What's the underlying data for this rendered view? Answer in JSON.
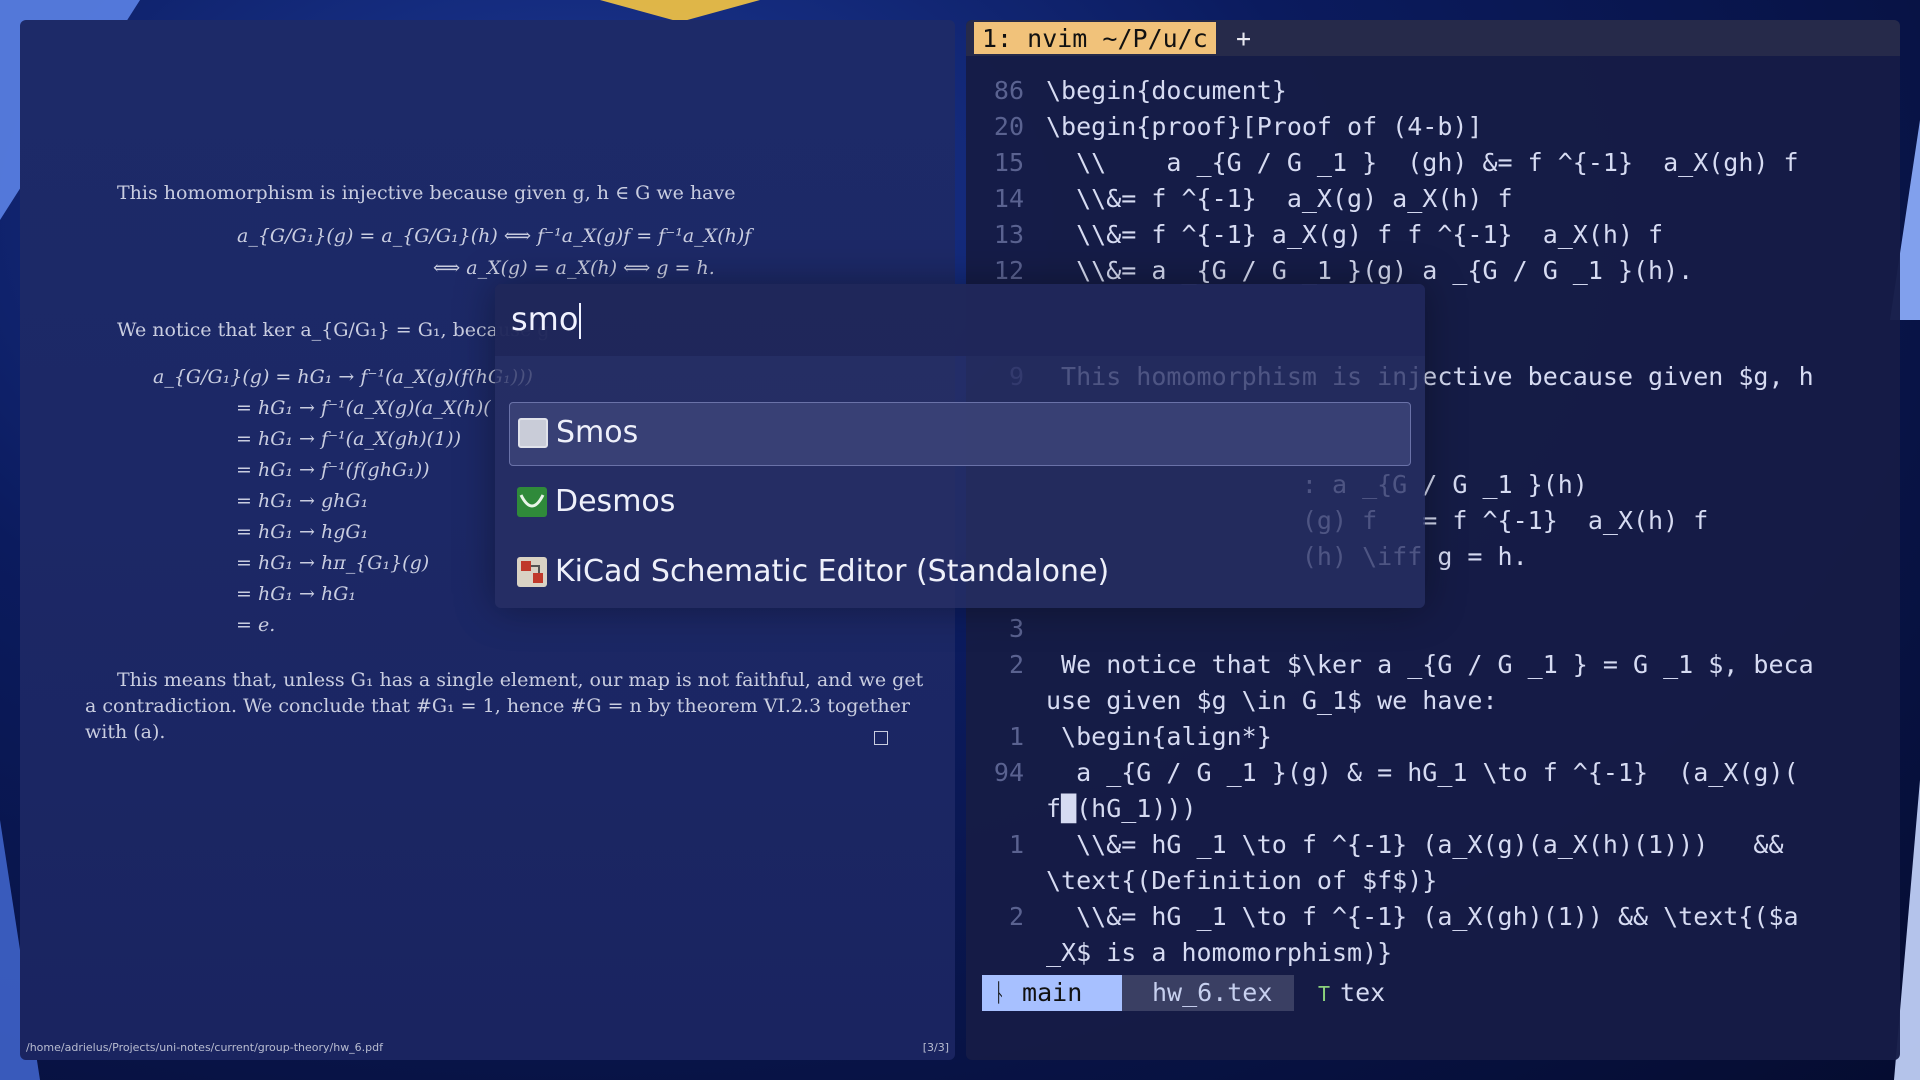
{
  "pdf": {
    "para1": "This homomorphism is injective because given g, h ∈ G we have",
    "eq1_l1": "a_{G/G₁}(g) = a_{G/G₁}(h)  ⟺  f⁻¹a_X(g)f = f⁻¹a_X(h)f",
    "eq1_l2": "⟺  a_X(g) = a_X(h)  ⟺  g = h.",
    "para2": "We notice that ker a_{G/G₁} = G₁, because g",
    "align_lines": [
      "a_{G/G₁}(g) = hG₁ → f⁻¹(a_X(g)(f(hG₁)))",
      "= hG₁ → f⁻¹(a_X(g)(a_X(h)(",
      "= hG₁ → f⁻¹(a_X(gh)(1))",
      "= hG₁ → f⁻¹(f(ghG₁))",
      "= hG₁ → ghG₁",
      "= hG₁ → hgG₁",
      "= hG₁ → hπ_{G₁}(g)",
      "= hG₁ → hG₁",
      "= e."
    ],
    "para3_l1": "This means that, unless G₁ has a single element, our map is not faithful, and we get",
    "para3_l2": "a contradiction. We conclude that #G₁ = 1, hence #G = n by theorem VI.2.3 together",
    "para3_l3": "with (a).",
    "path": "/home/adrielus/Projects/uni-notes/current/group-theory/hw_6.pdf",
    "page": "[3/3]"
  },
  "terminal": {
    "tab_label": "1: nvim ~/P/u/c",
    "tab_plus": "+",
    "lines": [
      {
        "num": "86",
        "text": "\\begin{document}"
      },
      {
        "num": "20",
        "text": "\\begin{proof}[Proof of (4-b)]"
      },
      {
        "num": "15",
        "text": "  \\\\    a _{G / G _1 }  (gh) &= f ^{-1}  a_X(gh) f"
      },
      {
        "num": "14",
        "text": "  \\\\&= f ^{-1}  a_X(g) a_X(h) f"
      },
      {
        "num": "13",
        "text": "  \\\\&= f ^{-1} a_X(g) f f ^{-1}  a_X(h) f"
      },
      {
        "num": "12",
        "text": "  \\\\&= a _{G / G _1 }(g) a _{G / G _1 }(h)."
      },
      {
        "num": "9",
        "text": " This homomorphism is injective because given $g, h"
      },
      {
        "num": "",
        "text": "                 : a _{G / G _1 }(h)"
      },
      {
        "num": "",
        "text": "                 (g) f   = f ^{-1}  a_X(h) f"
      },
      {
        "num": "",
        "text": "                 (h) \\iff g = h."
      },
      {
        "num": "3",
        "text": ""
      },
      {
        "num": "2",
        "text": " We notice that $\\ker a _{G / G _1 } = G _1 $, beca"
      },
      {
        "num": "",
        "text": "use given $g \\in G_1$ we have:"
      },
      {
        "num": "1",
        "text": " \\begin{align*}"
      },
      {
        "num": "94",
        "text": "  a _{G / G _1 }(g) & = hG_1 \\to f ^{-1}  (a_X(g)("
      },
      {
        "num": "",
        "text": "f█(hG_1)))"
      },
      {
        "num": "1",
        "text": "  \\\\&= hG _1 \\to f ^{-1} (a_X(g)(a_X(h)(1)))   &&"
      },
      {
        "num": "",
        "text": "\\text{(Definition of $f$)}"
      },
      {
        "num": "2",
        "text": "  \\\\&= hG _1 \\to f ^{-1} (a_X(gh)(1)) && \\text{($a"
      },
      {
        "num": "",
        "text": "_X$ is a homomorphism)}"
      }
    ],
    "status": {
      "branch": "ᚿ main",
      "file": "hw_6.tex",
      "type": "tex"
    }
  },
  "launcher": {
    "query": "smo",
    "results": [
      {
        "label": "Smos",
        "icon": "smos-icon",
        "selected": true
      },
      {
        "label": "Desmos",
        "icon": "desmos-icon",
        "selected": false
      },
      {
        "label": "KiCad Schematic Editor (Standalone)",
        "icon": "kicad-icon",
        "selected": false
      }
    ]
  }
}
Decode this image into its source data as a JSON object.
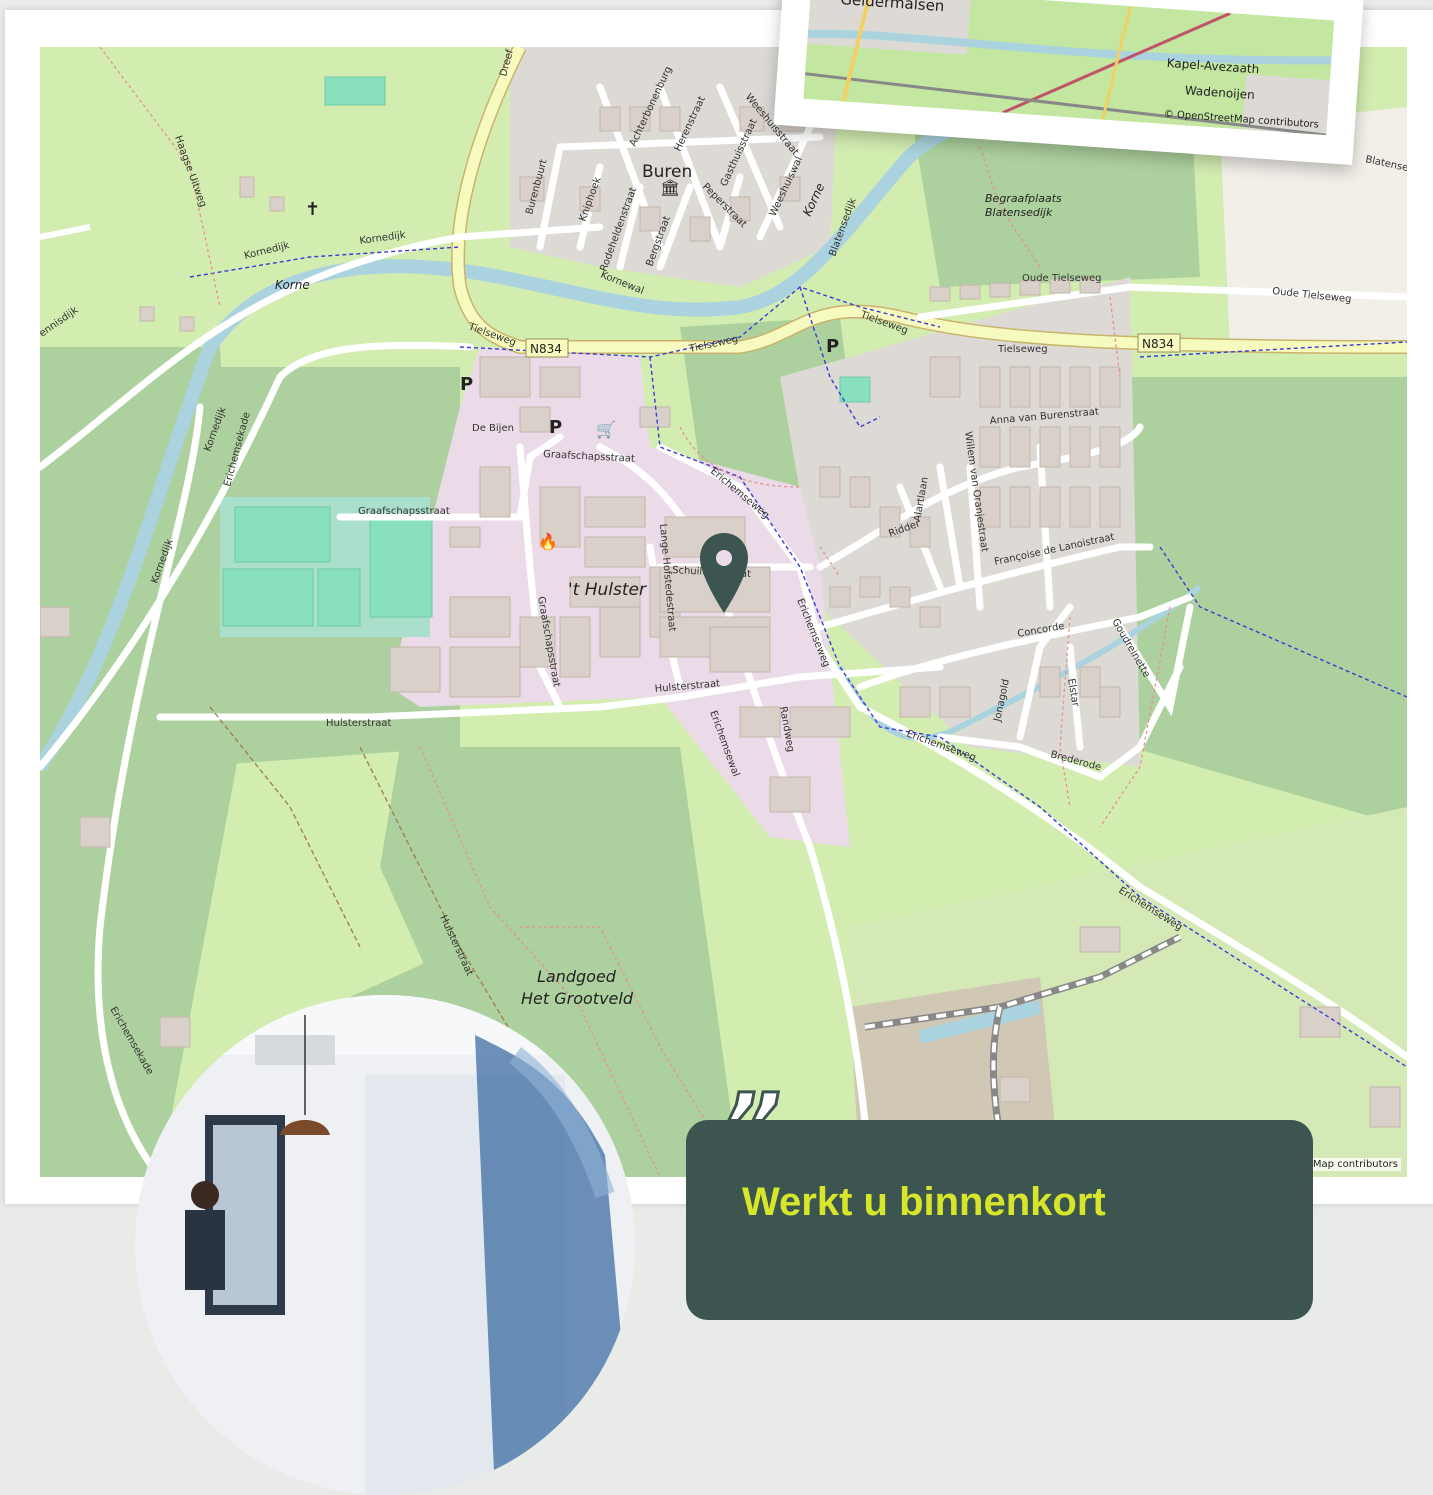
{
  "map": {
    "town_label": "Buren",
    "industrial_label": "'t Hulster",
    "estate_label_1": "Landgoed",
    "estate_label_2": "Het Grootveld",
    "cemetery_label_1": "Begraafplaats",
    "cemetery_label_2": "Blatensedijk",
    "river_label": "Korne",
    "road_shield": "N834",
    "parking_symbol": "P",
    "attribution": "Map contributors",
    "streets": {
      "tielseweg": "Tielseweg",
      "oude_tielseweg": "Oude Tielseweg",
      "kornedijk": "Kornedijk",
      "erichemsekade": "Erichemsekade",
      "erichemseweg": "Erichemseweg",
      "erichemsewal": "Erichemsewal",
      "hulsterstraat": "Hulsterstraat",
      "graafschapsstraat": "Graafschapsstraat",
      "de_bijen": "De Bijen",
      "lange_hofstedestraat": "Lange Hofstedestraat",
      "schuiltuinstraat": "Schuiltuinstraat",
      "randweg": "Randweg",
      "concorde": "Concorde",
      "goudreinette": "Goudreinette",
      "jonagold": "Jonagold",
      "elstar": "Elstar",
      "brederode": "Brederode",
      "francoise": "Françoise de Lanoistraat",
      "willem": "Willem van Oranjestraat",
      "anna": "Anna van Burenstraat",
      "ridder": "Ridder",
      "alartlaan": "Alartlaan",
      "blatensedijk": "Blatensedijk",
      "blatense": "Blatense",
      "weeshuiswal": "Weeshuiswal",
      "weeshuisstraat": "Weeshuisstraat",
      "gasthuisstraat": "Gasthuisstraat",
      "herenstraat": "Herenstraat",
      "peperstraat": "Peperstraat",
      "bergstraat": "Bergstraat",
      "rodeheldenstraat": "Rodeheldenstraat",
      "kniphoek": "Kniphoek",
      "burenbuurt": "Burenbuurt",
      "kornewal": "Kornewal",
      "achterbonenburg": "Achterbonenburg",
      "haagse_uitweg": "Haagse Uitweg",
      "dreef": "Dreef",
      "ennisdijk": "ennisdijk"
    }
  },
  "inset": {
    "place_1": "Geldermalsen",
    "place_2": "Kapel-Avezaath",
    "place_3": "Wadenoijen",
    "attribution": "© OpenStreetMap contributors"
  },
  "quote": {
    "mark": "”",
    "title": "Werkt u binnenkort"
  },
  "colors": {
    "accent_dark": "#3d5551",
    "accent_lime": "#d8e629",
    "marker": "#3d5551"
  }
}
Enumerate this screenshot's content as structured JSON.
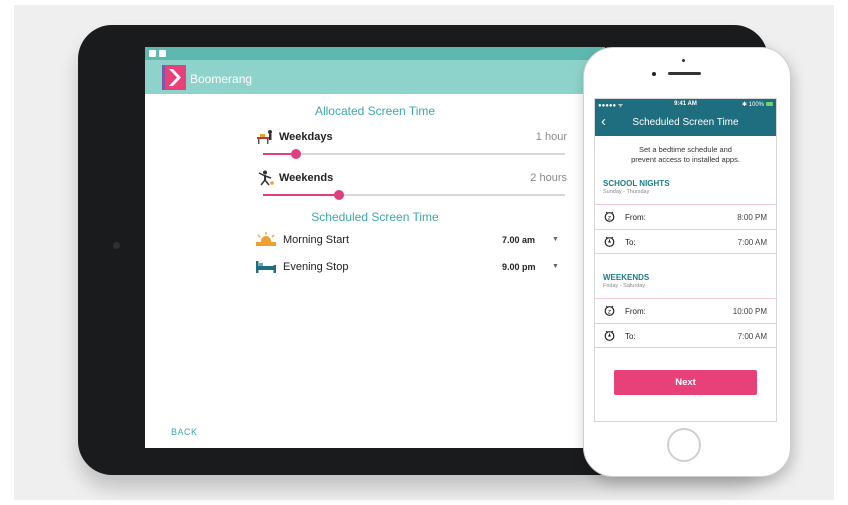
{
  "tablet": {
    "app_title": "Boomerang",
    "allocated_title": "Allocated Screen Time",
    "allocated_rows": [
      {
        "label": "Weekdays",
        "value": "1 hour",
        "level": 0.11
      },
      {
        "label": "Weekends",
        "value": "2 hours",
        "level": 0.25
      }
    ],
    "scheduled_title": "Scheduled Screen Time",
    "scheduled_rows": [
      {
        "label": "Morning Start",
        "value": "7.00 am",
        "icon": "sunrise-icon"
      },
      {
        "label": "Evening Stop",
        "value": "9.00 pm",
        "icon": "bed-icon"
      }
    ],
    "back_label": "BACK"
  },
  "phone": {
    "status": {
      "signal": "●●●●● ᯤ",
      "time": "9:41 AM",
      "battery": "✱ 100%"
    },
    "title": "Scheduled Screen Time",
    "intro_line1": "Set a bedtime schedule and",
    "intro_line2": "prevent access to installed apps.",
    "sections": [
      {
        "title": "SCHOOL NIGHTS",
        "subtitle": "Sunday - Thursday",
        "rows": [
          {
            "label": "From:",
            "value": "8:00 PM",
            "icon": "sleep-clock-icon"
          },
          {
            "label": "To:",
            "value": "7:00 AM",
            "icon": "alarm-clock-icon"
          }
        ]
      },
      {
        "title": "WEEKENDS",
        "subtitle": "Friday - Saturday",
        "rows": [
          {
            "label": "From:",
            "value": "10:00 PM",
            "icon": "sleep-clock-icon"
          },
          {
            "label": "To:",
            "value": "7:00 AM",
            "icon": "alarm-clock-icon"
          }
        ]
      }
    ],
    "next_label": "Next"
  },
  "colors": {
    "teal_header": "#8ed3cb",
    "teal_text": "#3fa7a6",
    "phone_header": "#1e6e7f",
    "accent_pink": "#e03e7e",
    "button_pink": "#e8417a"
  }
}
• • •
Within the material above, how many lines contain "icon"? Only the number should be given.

▸ ANSWER TO THE PROBLEM:
9